### Requirement
The answer must consist of every line from the data that holds the string "style".

### Page and application data records
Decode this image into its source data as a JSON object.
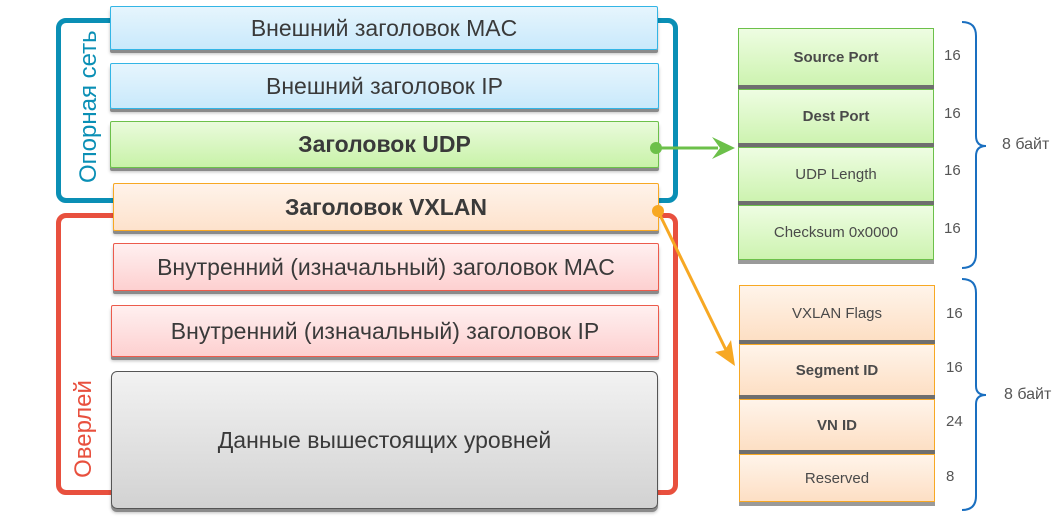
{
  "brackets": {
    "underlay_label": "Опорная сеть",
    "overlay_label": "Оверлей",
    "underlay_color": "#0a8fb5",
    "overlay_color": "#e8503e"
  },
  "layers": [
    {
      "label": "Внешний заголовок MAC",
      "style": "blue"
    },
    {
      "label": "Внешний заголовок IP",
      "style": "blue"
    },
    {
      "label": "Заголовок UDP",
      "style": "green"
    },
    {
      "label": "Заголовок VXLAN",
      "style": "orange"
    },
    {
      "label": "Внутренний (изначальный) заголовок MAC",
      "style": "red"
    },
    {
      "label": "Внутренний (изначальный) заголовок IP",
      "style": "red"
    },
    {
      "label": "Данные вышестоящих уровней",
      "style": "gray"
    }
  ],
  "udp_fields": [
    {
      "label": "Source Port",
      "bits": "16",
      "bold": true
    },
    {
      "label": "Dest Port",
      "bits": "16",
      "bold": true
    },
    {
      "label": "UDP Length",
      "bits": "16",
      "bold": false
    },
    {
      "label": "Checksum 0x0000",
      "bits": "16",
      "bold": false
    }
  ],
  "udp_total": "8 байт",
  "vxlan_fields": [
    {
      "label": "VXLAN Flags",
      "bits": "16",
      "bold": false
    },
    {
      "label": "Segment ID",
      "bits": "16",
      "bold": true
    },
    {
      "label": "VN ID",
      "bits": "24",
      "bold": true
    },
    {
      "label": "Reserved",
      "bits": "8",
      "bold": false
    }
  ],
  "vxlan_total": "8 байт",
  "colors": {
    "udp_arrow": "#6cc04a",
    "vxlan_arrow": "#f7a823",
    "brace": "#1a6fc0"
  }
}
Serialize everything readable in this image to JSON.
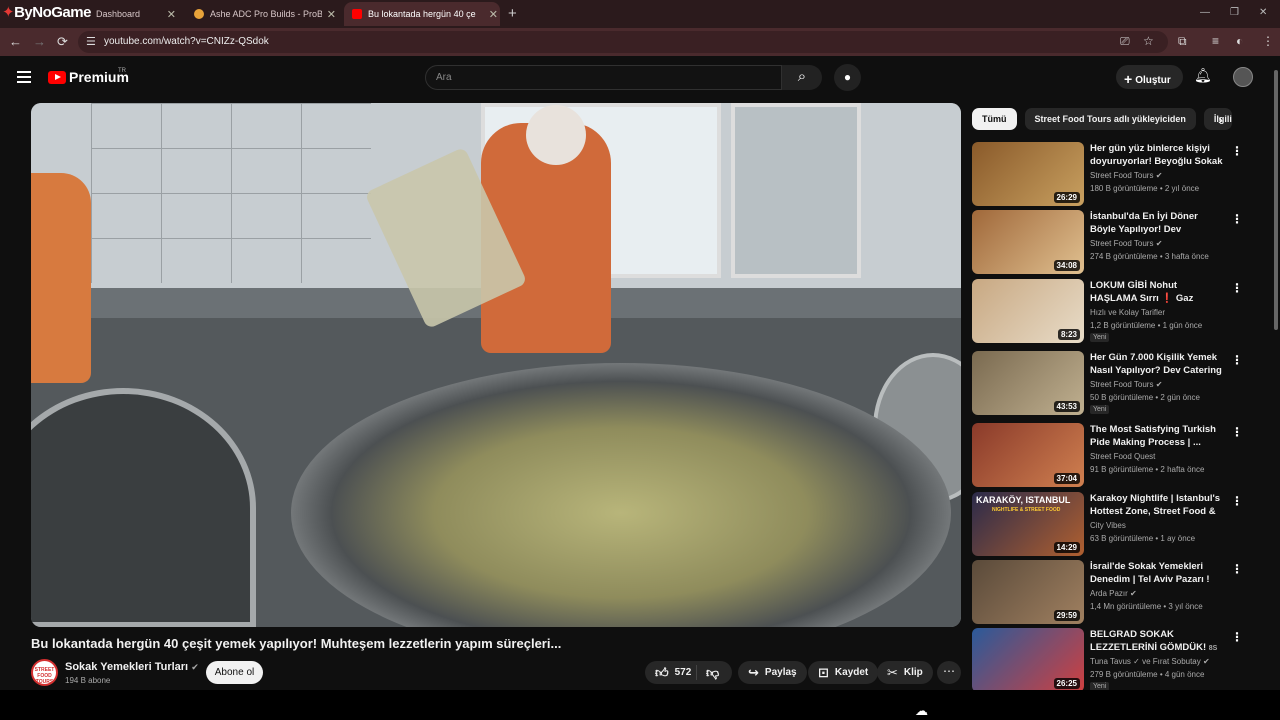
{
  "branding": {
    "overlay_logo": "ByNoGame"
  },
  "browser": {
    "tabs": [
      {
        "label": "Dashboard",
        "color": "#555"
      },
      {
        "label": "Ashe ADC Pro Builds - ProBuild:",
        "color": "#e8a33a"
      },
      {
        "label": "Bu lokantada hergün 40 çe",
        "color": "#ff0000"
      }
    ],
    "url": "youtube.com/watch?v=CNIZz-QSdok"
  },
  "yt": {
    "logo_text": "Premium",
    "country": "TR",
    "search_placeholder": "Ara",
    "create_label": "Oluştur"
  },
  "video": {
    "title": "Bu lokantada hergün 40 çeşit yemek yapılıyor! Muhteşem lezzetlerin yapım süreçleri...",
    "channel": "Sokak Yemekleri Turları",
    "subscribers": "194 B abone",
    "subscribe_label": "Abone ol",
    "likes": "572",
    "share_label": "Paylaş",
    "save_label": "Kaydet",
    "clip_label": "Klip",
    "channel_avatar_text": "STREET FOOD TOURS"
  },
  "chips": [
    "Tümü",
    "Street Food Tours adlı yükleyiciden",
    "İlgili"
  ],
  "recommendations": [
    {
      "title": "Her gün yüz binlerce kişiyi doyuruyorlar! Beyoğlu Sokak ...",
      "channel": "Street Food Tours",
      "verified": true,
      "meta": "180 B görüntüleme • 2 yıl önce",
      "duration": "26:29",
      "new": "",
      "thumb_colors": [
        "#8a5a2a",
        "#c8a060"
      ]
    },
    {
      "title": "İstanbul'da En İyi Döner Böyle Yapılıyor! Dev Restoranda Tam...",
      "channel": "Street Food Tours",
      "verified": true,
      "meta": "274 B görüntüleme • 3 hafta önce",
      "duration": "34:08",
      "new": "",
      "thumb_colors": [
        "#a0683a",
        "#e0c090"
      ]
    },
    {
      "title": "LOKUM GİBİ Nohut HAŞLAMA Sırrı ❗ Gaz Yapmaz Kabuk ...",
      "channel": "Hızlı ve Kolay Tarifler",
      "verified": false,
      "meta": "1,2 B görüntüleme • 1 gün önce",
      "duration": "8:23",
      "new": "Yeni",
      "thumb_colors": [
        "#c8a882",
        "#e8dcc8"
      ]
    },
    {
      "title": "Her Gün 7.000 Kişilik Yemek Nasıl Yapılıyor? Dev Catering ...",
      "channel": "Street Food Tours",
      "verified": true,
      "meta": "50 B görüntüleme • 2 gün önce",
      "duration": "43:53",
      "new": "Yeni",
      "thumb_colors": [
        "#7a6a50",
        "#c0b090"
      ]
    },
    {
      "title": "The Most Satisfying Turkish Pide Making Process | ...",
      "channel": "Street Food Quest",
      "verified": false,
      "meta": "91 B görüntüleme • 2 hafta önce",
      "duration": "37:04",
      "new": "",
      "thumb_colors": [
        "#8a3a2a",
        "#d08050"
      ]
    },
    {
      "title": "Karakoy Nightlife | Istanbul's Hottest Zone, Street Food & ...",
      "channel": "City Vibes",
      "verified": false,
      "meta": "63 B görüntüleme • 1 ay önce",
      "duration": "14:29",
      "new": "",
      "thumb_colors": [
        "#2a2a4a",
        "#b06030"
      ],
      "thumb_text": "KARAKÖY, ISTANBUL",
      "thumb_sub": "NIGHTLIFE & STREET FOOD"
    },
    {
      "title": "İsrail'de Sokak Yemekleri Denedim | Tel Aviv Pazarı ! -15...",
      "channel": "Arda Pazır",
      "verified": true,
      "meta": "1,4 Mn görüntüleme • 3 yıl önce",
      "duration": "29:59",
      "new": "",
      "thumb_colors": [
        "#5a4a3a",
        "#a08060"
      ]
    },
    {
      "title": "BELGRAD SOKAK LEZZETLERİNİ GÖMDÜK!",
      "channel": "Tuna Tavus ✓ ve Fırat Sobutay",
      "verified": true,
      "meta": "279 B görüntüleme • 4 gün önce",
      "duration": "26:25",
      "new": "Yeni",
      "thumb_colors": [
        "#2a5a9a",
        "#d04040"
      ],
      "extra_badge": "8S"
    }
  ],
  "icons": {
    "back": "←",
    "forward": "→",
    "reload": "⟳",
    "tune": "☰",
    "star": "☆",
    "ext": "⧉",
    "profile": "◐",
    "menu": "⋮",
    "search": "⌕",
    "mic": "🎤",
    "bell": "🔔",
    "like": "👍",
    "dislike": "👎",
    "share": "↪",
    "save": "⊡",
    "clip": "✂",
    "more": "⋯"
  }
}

### Answer for the task
      "style": "blue"
      "style": "blue"
      "style": "green"
      "style": "orange"
      "style": "red"
      "style": "red"
      "style": "gray"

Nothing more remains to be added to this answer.